On the pro side, Henry I. Miller writes:"During World War I, Europe lost most of an entire generation of young men. Combatant fatalities alone were approximately 13 million. Memories of that era were still fresh three decades later. In 1945, Allied military planners and political leaders were correct, both tactically and morally, in not wanting to repeat history. It was their duty to weigh carefully the costs and benefits for the American people, present and future. Had they been less wise or less courageous, the American post-war “baby boomer” generation would have been much smaller."
However, not all agree that it was necessary to achieve victory.
Christopher Check, in his article
for Catholic Answers
writes:"[T]he vast majority of the victims were civilians. Why were the city

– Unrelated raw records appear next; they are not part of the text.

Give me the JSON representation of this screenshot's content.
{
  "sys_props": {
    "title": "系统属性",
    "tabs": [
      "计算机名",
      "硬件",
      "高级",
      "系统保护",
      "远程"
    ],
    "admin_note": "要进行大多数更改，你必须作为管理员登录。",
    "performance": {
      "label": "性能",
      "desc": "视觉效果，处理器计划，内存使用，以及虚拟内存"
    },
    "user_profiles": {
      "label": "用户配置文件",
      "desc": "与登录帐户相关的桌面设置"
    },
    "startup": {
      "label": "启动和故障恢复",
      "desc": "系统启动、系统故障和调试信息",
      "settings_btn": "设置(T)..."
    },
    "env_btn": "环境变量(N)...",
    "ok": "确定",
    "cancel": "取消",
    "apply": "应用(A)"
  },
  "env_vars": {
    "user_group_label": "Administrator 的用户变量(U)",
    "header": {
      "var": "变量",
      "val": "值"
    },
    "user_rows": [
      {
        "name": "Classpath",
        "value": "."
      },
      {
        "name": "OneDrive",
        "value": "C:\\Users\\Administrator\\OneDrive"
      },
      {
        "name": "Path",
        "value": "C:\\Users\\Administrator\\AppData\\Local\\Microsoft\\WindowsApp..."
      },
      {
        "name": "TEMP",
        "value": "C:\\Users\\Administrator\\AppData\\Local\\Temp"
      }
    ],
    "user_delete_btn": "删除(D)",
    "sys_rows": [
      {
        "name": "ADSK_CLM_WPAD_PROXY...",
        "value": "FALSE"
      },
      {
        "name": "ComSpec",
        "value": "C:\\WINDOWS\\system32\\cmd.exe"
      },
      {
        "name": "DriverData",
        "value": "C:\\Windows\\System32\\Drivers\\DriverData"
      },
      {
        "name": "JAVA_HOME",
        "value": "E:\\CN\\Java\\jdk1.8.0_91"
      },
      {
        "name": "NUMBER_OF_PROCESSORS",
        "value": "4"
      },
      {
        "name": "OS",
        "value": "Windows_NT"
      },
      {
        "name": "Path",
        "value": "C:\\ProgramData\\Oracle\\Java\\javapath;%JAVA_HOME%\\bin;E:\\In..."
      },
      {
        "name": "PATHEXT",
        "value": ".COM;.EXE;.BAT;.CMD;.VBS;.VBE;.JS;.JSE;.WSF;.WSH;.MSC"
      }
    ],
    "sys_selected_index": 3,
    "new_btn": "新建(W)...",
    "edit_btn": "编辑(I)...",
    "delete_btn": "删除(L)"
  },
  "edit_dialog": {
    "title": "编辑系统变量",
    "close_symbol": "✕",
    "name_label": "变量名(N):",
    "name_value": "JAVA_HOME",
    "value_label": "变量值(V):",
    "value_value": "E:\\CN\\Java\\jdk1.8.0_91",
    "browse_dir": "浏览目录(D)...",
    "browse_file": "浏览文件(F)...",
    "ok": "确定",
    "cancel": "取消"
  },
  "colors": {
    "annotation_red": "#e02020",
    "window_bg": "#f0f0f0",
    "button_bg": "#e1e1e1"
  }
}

centers chosen as ground zero, where civilian populations were most
dense, rather than the industrial suburbs or the ports?
The bombings also violated the condition of proportionality. Necessarily

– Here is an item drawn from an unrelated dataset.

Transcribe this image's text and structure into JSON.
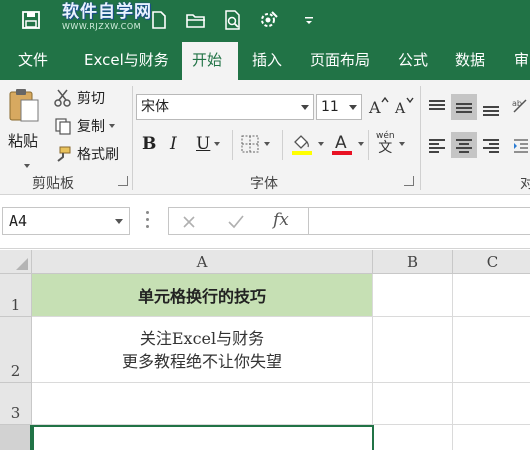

tied to the question of proportionality is the insistence on
“unconditional surrender,” which inevitably inspires both sides to
resort to desperate means. Once an aggressor has been rendered neutral,
to drive him to accept humiliating terms does not meet the Church’s
requirement to seek peace by every possible means.
I personally am conflicted on this issue. Part of me says that it was necessary to end the war and to get Japan to surrender; however, some sources say that Japan was already ready to surrender - they just weren't willing to submit to US terms. On that side, the bombs would not be justified because it caused great civilian loss for little benefit.
- Was the US justified in bombing Hiroshima and Nagasaki8 votes